Conversely, we’re grateful when a foreign band dares to choose a French name, not only because we feel safe pronouncing it, but because we smile inwardly at what it would sound like in the mouth of, say, an English speaker.
So when I first read about Blanche Blanche Blanche I sought phonic examples of how you people might pronounce such a name, but today this mystery remains unsolved, which is highly frustrating.
blanche blanche blanche – runny day (right click/save as)
Anyway, apart from being a phonological challenge, Blanche Blanche Blanche is a charming duo from Brattleborro, Vermont. Sarah Smith and Zac Philips manage to make songs that are equally buoyant and melancholic, tropical and murky, while sustaining enough eeriness not to sink into stale mannerism. Altogether their music sort of sounds like John Bender’s early 80s ascetic pop mingled with old hazy hits from Ariel Pink’s Haunted Graffiti, topped with the vocals of Beat Happening’s Heather Lewis.
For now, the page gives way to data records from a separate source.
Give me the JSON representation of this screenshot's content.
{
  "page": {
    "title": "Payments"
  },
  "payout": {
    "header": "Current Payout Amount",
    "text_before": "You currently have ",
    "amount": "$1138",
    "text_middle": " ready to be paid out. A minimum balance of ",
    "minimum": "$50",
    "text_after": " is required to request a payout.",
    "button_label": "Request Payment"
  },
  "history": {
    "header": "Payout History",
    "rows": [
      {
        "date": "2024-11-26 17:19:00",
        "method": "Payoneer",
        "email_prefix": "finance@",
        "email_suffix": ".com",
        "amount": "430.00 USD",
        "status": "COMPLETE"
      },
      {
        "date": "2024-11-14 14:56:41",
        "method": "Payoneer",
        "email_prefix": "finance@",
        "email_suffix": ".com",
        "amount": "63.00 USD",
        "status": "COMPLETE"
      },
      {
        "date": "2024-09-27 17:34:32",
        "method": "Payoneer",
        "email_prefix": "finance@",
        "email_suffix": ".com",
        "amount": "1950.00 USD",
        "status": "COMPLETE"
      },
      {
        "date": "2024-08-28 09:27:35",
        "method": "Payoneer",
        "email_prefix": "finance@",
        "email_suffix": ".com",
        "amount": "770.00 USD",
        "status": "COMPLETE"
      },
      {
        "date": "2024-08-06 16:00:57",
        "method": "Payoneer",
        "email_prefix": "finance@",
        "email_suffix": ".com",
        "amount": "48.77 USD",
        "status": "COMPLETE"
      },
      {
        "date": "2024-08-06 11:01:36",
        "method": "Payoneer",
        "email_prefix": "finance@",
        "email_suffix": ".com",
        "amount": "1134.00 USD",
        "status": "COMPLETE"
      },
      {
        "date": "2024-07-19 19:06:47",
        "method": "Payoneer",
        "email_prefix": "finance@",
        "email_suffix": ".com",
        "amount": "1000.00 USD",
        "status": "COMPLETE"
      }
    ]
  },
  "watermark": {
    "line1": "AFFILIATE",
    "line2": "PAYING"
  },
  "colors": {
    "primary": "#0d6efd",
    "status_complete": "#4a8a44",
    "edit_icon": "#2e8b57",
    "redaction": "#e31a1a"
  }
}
blanche blanche blanche – ana’s life
blanche blanche blanche – results
Yet sometimes it just reminds me of the British countryside :
blanche blanche blanche – with or without you (right click/save as)
If you like to stick to chronology, you may start out with their first cassettes and albums released on Night People, Feeding Tube Records and OSR Tapes, before pursuing the retrofuturistic journey with their latest LP, Wink with both eyes (get it here). And don’t you grieve when you’re done because a new record of Blanche Blanche Blanche is due out on La Station Radar later this year.
Next time, I suggest you call your future band Bûcherons Bandants, Barbu Barbu, or Purin Malin. Thank you.